You set in motion unprecedented international reflection, consultation and negotiations. All Member States joined in. We asked countless people what they want the world to be like in 2030. You listened to civil society organizations, academia, the private sector and many others, establishing a new standard for the inclusion of stakeholders in UN policy-shaping.
You spoke to each other and carried on a constructive dialogue. You have overcome differences in the interest of common good and after three years of negotiations, you reached an agreement in early August on a bold vision for transforming our world.
I commend the President of the General Assembly, as well as the co-chairs of the Open Working Group and the co-facilitators of the post-2015 negotiations, for their extraordinary leadership.
Today, we are ready to hand over this agenda to world leaders for endorsement at the Summit later this month. Agenda 2030 aims high. It puts people at the centre of development. It aims to foster human well-being, prosperity, peace and justice on a healthy planet. It pursues respect for the human rights of all people and gender equality. It speaks to all people in all countries and calls for action from everyone everywhere. It aims to inspire and create genuine partnerships among all countries and actors.
This agenda marks a paradigm shift. It completes the unfinished business of the MDGs [Millennium Development Goals], lifts the level of ambition and tackles emerging issues and challenges. It recognizes the close interdependence of the economic, social and environmental dimensions of sustainable development. It breaks new ground in the way it links peace and security to sustainable development, highlighting the centrality of the rule of law, accountable institutions and access to justice. It presents solutions to deal with root causes of the complex problems in our world today, from migration and conflict to exclusion, violence against women and humanitarian crises, and it prioritizes the vulnerable and marginalized, vowing to leave no one behind.
The 2030 Agenda for Sustainable Development is an agreement of which you can be proud. Implementation will require all stakeholders to continue to champion this cause. Reliable data and indicators will be essential for measuring progress and making sure our efforts reach everyone.
Ladies and gentlemen, 2015 is a watershed year for putting the world on a sustainable pathway. The Financing for Development Agreement reached in Addis Ababa in July and efforts to forge a new path forward on climate change in Paris in December are critical elements for the success of our endeavours. Together, they are foundational steps to begin implementing the 2030 Agenda.
They will be followed next year by further crucial steps, including the World Humanitarian Summit in Istanbul in May, the Habitat III Conference in Quito in October and the Special Session of the UN General Assembly on the World Drug Problem. I urge you to continue showing the same strong commitment, flexibility and vision you have demonstrated in adopting the new development agenda.
At this month’s Summit, we expect Heads of State and Government to not only endorse the new Agenda, but to affirm their strong political commitment to its timely implementation. I am delighted that more than 150 world leaders, as well as His Holiness Pope Francis will join us to start this new era for sustainable development. We must all now act with utmost ambition — and mobilize maximum political will.

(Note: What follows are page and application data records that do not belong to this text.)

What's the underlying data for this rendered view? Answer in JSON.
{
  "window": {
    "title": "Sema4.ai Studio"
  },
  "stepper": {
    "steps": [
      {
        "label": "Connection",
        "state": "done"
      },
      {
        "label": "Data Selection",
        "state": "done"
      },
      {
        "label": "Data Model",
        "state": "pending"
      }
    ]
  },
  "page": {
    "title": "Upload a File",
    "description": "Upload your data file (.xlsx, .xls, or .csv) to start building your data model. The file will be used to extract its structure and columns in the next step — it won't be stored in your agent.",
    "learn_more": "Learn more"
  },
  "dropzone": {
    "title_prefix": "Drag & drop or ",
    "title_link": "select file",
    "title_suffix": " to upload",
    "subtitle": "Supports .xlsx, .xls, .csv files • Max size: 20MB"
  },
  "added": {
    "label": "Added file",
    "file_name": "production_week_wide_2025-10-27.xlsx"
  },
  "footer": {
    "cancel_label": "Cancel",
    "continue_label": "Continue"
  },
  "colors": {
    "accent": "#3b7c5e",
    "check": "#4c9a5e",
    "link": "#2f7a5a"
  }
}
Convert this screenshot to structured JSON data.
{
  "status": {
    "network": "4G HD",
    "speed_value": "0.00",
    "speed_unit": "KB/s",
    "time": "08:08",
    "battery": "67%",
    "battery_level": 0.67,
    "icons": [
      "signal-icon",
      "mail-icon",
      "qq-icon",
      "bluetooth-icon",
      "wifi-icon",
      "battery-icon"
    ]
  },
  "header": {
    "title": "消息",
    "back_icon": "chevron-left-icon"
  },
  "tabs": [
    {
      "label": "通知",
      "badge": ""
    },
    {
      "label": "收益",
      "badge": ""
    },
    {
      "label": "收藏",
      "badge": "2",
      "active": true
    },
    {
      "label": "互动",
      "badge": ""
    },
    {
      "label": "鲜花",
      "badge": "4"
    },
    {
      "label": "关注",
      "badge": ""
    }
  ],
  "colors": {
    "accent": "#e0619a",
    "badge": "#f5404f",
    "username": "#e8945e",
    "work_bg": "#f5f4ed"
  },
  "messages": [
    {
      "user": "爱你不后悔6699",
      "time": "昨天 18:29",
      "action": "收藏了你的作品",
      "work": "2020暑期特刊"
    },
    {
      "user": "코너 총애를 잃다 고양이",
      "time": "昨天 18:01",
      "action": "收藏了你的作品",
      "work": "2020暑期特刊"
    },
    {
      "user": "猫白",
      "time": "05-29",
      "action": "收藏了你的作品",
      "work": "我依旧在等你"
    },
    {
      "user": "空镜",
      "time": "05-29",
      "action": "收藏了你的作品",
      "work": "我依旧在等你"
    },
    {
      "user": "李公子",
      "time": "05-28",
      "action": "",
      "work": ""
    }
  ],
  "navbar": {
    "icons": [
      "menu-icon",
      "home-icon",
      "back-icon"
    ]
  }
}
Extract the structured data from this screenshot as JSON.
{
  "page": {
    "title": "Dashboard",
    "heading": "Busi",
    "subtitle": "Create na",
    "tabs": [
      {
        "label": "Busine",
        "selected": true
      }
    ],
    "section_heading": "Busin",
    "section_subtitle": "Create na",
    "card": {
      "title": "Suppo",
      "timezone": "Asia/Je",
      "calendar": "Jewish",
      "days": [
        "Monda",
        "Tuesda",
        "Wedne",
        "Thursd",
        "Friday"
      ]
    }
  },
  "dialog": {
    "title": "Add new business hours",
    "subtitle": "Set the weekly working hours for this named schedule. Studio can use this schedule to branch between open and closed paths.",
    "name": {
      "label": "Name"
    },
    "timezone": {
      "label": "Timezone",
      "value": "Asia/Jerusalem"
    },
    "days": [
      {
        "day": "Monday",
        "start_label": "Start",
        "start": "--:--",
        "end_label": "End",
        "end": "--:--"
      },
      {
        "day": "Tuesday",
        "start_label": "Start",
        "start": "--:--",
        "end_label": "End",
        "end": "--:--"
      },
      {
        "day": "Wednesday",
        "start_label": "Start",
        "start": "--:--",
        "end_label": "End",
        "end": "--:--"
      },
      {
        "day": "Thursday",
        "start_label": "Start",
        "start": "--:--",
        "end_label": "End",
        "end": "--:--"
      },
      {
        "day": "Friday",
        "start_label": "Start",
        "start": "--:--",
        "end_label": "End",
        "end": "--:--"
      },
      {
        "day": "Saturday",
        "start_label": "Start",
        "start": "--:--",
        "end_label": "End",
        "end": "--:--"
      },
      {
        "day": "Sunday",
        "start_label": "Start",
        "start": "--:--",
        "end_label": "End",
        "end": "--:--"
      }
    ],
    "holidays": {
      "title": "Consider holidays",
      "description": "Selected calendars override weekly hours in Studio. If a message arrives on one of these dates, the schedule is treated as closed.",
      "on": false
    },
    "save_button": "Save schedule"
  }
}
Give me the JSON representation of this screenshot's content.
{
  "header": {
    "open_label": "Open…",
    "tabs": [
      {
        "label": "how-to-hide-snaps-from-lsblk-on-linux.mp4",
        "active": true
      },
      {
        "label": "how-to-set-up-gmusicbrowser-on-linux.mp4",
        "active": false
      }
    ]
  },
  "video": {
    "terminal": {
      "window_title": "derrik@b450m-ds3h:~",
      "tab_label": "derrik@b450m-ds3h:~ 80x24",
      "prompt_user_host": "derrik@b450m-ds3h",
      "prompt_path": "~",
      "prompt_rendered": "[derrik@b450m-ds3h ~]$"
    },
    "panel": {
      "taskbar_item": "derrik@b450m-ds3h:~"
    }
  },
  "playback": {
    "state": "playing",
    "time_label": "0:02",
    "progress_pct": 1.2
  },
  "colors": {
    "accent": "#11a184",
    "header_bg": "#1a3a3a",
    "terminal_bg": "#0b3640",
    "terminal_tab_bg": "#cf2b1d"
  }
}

Seventy years ago, the United Nations was born from the experiences and convictions of great men and women who had seen the horrors of war. With today’s resolution, the United Nations has brought the international community to the cusp of decisions that can help realize the founders’ dream of a world of peace and dignity for all.
I thank you for having taken the world so far on our collective journey towards a better world for all the world’s peoples. Let us all now work with determination to reach that destination. Thank you, Mr. President.